The LEGENDS OF WESTERN CINEMA WEEK is an online celebration running from July 21 - 27. It is hosted by Heidi of Along the Brandywine, Olivia of Meanwhile, in Rivendell and Hamlette's Soliloquy.
1. Do you tolerate, like or love westerns?
That would be love. Part of it is the nostalgia of all the western television shows and movies I watched growing up. Part of it is my interest in history and historical fiction. Part of it is my admiration for the creativity in the movie-making.
2. What do you enjoy about them and, more broadly the west itself (e.g., the history, accompanying paraphernalia, etc.)?
One thing that draws me to the western is how malleable the genre is in that different filmmakers in different eras have used the history through which to see their own times. The 1950s had movies such as Silver Lode that took on McCarthyism. The jaded 1960s had the revisionist take on the venerable western. I find the perspectives fascinating.
3. What's the first western you remember watching?
I was crazy about The Adventures of Rin Tin Tin on television. It wasn't during the series initial run (1954-1959), but during the 1960s when it ran in syndication on local television. I imagine one of my first western movies would have been one of the Audie Murphy flicks which ran at the local theatre.
4. Who are your favorite western stars, the ones whose presence in a western will make you pick it up off the shelf?
Randolph Scott and George O'Brien will have my attention every time. Also, Henry Fonda who gave so many varied and wonderful performances in westerns throughout the decades of his career.
5. What's your favorite performance by an actress in a western?
The first performance that leaped to mind was Hope Emerson as Patience Hawley in Westward the Women. The more I thought of it, the more right it felt. Looking over the field of leading ladies, two disparate performances come to mind; Barbara Stanwyck as Vance Jeffords in The Furies and Kim Darby as Mattie Ross in True Grit.
6. What is your go-to western, the one you'll typically reach for?

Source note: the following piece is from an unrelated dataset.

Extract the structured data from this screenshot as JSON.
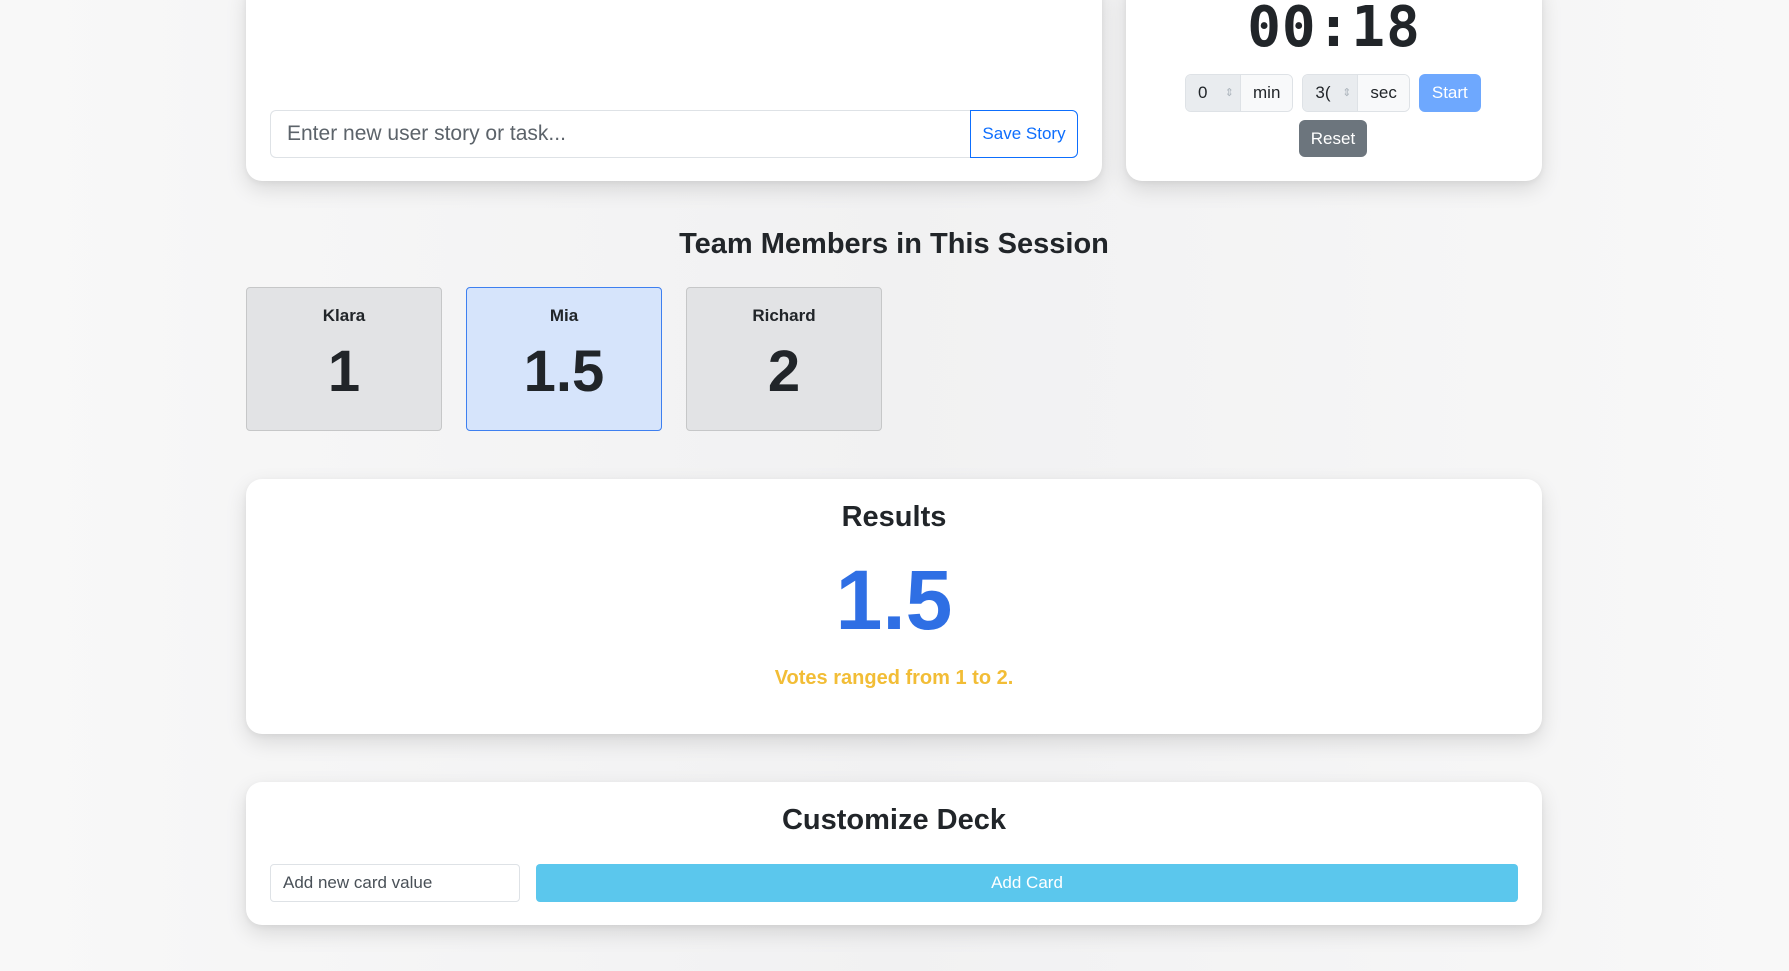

Bend of the River is my comfort movie. When the sniffles are coming on, I like nothing better than to curl up on the couch with a hot beverage, a warm quilt and ponder the difference between apples and men. Or, as my daughter puts it, "How many bad guys have to bite the dust before you are comforted?"
7. Do your family/friends share your interest in westerns, or are you a lone ranger (pun completely intended)?
My interest is shared, although not to what they sometimes deem my fanatical devotion. The hubby is not so much a fan, but he is learning. Before he met me he had never even seen Shane!
8. Pick one western to live inside for a week, and explain why you chose it.
Rio Grande for its rough and ready humor, deeply romantic heart, and so Ken Curtis and The Sons of the Pioneers can serenade me.
9. What are some of your favorite lines from western movies? Are there any you quote regularly?
"Well, maybe you shouldn't drink, then you'd have six bits when you need it."
- Brandon De Wilde to James Stewart in Night Passage, 1957
"Mac, you ever been in love?"
"No. I've been a bartender all me life."
- Henry Fonda and J. Farrell MacDonald in My Darling Clementine, 1946
"I saw you hit that poor man!"
"Yes, ma'am, just as hard as I could."
- Elisabeth Risdon and John Wayne in Tall in the Saddle, 1944
Regularly quoted just because it tickles the Irish in us is this Harry Carey Jr. line from Rio Grande: "Yeah, he called him the teacher's pet of a chuckle-headed Mick Sergeant. What's that mean, doc?"